- **Data listing**:
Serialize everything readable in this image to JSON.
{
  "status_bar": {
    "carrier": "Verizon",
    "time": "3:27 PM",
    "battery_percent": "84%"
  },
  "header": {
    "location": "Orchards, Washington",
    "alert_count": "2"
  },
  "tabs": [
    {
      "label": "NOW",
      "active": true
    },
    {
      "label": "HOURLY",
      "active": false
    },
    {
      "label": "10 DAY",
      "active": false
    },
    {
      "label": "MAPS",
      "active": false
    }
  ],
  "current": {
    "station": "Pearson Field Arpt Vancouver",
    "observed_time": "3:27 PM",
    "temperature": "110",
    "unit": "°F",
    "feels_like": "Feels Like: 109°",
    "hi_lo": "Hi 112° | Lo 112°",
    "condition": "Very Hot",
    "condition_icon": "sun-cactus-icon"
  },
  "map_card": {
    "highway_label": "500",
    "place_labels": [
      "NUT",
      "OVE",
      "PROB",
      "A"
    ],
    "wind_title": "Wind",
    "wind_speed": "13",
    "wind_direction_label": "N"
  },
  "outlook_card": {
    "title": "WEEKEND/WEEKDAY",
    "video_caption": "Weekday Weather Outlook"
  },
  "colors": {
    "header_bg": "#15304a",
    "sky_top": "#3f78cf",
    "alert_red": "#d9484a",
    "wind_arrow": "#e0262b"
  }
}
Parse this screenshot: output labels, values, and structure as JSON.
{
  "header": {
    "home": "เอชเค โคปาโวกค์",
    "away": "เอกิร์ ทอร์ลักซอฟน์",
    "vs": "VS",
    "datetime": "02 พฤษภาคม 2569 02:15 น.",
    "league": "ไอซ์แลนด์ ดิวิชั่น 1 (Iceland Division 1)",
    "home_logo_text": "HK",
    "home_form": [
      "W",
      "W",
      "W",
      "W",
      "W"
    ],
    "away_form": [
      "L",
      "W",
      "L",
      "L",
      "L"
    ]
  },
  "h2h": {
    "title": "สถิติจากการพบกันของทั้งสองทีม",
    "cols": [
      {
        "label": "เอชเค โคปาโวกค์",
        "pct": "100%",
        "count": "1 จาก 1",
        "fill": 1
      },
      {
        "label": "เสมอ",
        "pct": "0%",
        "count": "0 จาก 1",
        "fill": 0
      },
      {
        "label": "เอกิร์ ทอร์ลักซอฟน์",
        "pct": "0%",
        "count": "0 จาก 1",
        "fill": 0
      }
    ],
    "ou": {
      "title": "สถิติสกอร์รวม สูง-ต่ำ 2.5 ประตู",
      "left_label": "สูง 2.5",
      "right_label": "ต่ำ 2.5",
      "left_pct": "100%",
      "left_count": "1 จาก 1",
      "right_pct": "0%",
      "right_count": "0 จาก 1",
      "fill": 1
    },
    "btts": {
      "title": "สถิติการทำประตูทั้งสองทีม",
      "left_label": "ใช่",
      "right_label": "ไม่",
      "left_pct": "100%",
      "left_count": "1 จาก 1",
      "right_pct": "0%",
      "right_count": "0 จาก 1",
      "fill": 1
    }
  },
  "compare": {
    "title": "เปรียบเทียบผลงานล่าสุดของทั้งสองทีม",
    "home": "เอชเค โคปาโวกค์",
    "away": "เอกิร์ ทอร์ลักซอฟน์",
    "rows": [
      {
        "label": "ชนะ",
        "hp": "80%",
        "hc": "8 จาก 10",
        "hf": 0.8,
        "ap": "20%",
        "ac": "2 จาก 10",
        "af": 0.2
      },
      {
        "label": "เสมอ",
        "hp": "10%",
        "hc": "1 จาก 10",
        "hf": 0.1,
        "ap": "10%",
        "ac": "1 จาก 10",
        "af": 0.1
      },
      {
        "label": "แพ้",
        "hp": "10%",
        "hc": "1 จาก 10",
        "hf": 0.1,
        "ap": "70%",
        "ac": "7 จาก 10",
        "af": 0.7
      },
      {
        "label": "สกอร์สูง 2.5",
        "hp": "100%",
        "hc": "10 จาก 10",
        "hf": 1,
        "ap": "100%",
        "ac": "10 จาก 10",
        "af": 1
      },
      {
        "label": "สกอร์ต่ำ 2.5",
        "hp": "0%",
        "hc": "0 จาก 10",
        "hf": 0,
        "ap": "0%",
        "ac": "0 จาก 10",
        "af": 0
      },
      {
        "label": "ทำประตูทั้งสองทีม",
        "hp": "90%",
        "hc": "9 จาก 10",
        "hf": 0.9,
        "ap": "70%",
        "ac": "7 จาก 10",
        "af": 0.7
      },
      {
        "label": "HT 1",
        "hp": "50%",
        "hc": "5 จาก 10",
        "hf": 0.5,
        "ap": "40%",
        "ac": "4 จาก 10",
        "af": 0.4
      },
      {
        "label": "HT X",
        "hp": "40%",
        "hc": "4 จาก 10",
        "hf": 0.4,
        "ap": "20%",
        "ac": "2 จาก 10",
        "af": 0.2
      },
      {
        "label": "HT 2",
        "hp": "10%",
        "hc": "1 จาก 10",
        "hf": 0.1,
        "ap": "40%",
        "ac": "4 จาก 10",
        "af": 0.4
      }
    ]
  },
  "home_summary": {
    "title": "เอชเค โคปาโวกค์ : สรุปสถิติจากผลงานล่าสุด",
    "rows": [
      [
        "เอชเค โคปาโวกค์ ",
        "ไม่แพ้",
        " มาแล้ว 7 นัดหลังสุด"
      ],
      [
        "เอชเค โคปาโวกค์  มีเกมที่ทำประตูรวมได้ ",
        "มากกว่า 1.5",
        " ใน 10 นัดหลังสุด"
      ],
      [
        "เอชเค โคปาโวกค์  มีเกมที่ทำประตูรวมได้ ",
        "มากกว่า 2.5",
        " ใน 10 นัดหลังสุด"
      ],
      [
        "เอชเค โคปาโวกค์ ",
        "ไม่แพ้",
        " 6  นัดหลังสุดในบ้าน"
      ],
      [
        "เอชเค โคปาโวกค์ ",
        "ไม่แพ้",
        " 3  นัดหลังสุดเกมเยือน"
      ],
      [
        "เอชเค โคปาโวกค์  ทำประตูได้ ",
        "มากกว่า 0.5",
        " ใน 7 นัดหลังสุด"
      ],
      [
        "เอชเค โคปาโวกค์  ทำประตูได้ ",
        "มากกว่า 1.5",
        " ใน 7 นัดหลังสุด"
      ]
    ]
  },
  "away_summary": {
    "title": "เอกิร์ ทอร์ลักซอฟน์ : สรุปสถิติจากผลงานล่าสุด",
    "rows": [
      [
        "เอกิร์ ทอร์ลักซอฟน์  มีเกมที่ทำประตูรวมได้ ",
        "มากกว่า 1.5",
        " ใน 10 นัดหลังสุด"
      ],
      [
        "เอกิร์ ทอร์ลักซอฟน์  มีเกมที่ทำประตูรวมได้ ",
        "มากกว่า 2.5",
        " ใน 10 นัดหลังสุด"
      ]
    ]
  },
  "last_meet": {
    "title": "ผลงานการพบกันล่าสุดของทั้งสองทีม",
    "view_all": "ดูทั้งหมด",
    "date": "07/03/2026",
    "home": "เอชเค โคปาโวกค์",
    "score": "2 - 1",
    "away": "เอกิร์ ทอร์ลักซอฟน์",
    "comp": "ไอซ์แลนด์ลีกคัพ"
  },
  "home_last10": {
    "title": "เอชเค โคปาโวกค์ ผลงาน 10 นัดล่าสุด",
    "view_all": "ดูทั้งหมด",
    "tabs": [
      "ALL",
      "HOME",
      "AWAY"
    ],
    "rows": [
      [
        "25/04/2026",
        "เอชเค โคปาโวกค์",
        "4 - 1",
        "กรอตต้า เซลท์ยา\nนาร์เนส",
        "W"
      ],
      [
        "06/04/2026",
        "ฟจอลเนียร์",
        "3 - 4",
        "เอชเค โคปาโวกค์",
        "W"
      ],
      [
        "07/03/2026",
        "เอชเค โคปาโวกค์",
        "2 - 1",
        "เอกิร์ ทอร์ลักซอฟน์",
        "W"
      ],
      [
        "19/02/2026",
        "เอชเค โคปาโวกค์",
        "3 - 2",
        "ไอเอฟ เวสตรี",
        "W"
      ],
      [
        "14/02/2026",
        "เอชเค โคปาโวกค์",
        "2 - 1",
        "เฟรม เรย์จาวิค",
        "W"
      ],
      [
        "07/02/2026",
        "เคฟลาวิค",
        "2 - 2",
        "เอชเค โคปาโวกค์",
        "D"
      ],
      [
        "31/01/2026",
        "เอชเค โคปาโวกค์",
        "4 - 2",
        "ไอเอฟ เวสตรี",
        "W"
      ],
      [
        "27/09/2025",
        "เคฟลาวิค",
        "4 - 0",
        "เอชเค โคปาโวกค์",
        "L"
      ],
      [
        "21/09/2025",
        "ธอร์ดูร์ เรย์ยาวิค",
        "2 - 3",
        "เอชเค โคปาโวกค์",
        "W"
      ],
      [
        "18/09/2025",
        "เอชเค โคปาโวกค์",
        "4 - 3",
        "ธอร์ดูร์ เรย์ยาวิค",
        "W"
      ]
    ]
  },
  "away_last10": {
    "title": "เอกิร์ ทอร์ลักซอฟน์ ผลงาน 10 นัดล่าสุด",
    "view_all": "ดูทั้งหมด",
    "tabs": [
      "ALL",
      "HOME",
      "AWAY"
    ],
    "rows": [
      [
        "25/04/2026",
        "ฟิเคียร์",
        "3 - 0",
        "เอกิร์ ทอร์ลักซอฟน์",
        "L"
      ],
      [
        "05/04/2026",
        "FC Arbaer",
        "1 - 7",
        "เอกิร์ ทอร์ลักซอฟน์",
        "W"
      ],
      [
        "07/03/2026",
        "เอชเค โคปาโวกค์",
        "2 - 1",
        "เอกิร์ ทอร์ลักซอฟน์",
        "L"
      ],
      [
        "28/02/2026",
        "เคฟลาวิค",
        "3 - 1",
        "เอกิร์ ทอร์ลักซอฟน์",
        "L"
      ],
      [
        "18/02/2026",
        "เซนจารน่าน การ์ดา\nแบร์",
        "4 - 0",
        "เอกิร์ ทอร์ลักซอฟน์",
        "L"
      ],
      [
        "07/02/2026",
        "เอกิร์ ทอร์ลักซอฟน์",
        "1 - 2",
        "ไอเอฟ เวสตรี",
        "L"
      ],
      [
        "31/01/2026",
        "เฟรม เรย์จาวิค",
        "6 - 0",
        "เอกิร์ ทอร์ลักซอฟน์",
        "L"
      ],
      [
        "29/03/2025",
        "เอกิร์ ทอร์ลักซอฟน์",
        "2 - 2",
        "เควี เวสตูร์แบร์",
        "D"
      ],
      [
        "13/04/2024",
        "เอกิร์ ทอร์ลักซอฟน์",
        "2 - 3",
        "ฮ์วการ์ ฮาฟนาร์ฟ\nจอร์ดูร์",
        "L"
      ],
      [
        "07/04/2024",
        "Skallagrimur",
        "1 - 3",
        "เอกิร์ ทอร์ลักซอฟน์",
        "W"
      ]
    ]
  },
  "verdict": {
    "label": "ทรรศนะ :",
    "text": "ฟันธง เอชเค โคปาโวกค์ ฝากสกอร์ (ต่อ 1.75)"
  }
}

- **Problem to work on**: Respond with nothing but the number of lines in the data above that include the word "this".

- **Result**: 2